"It is relevant in 2020 and I am hoping that in 3020 it is still relevant," Dr. Asante says.
Juneteenth is the oldest nationally celebrated commemoration of the end of slavery in the United States. It marks the day Union soldiers landed in Galveston, Texas, with word that the Civil War had ended and Africans were now free.
That news did not reach the enslaved people in Texas until two and a half years after President Abraham Lincoln signed the Emancipation Proclamation, which freed blacks in Confederate states.
"We were so excited and said, 'wow, this is beautiful we are free,' Dr. Asante said. "Many blacks left.
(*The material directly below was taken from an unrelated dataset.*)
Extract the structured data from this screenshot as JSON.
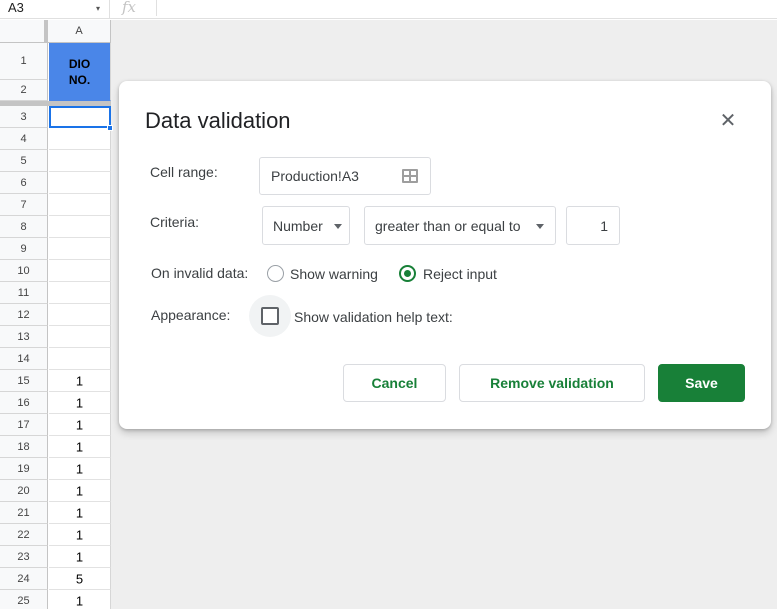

They went to Kansas, some just said I am out of here and went to Mexico. People were just leaving saying, 'I am getting out of here, we are free.'"
In 1980, Texas made Juneteenth an official state holiday.
Also known as Freedom-Day or Emancipation Day, it is not yet a National Holiday, but is recognized as a state holiday or considered a special day in 47 states.
Gwen Ragsdale, Executive Director of Lest We Forget Slavery Museum in Philadelphia, encourages people to visit museums like hers to learn about African American History.
"You can't talk about the American history without recognizing 400 years of bondage of the African Americas who were kidnapped and forcibly bought to America," she says.
Communities across the country continue to celebrate that day of freedom, realized in Texas back in 1865.
Of course, this year's Juneteenth celebrations, which include community festivals, cookouts, prayer services and other events reflecting on the past, will look much different due to COVID-19.
Dr. Asante challenges families not just to celebrate, but to educate themselves about a pivotal point in black history.
"I would like to have the parents read to their children about the incredible and audacious story of African ancestors," Dr. Asante says.
All week long, 6ABC will be bringing you stories leading up to. Follow along at https://6abc.com/tag/juneteenth.